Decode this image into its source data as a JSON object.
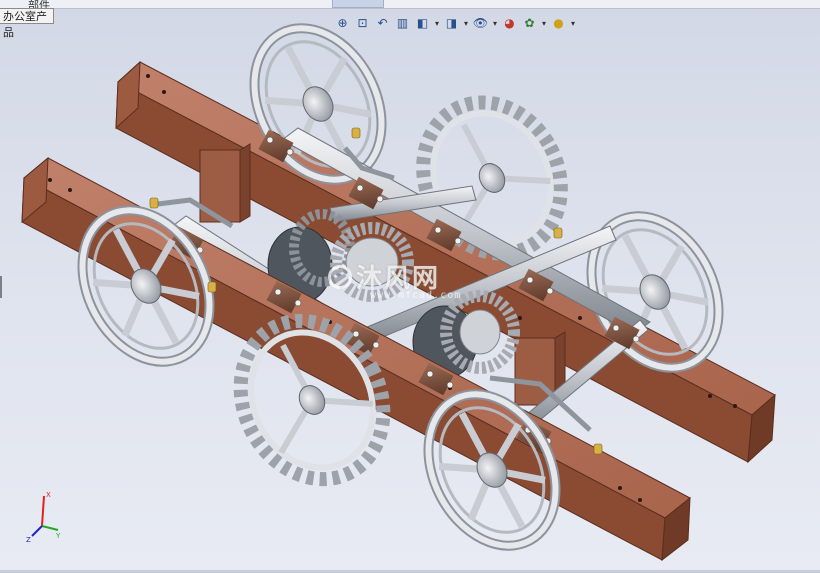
{
  "top_tabs": [
    {
      "label": "部件"
    }
  ],
  "tab_label": "办公室产品",
  "headsup_toolbar": [
    {
      "icon": "zoom-to-fit-icon",
      "glyph": "⊕"
    },
    {
      "icon": "zoom-area-icon",
      "glyph": "⊡"
    },
    {
      "icon": "previous-view-icon",
      "glyph": "↶"
    },
    {
      "icon": "section-view-icon",
      "glyph": "▥"
    },
    {
      "icon": "view-orientation-icon",
      "glyph": "◧",
      "dropdown": true
    },
    {
      "icon": "display-style-icon",
      "glyph": "◨",
      "dropdown": true
    },
    {
      "icon": "hide-show-items-icon",
      "glyph": "👁",
      "dropdown": true
    },
    {
      "icon": "edit-appearance-icon",
      "glyph": "◕"
    },
    {
      "icon": "apply-scene-icon",
      "glyph": "✿",
      "dropdown": true
    },
    {
      "icon": "view-settings-icon",
      "glyph": "●",
      "dropdown": true
    }
  ],
  "triad": {
    "x": "X",
    "y": "Y",
    "z": "Z"
  },
  "watermark": {
    "text": "沐风网",
    "url": "www.mfcad.com"
  },
  "colors": {
    "beam_top": "#b6705a",
    "beam_side": "#8a4b32",
    "beam_end": "#6f3a26",
    "metal": "#d6d9de",
    "metal_dark": "#8d939c",
    "gear": "#a7aab0",
    "brass": "#d7b046"
  }
}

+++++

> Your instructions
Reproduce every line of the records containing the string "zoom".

> Task result
      "icon": "zoom-to-fit-icon",
      "icon": "zoom-area-icon",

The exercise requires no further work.